Exercise requirements:
Only a number is expected: the count of lines in the listing where "icon" occurs.

Data for the task:
>>>
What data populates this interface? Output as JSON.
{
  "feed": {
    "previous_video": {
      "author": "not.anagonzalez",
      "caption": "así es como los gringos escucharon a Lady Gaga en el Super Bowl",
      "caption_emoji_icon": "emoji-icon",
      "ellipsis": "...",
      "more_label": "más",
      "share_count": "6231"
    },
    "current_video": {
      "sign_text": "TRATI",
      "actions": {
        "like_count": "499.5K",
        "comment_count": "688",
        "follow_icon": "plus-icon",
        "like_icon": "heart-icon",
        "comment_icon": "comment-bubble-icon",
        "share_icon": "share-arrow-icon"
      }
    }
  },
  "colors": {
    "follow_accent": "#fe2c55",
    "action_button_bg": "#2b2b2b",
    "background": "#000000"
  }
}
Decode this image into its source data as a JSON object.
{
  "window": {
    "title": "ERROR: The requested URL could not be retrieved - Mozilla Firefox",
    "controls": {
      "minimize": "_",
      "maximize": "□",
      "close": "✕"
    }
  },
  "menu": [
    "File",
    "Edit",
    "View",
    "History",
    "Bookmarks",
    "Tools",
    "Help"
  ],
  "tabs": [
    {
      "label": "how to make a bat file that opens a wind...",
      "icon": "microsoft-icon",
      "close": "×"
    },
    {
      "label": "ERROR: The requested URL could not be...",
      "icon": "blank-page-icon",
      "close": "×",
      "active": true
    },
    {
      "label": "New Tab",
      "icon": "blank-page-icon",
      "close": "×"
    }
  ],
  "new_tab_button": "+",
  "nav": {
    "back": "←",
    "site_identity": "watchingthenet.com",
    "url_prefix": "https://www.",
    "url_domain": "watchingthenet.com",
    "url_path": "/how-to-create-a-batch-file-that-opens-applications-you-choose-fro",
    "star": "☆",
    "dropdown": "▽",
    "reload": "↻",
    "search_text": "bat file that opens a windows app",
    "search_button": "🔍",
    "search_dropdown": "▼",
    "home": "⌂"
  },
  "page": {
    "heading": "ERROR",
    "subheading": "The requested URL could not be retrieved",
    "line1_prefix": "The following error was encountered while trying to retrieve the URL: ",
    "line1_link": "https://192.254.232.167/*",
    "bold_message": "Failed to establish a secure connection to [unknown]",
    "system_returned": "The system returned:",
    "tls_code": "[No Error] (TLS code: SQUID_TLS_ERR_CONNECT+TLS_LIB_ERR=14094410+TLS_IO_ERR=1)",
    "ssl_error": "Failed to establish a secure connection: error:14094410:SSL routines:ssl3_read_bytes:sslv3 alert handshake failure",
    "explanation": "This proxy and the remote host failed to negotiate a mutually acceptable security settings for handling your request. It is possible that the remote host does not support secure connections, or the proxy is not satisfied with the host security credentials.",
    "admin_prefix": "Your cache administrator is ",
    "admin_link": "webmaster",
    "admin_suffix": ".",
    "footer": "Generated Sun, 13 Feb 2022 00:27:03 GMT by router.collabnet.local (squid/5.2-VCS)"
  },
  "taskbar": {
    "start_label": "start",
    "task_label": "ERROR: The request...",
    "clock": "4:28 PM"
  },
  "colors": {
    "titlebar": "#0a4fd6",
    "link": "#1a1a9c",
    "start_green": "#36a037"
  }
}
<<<
Task solution:
8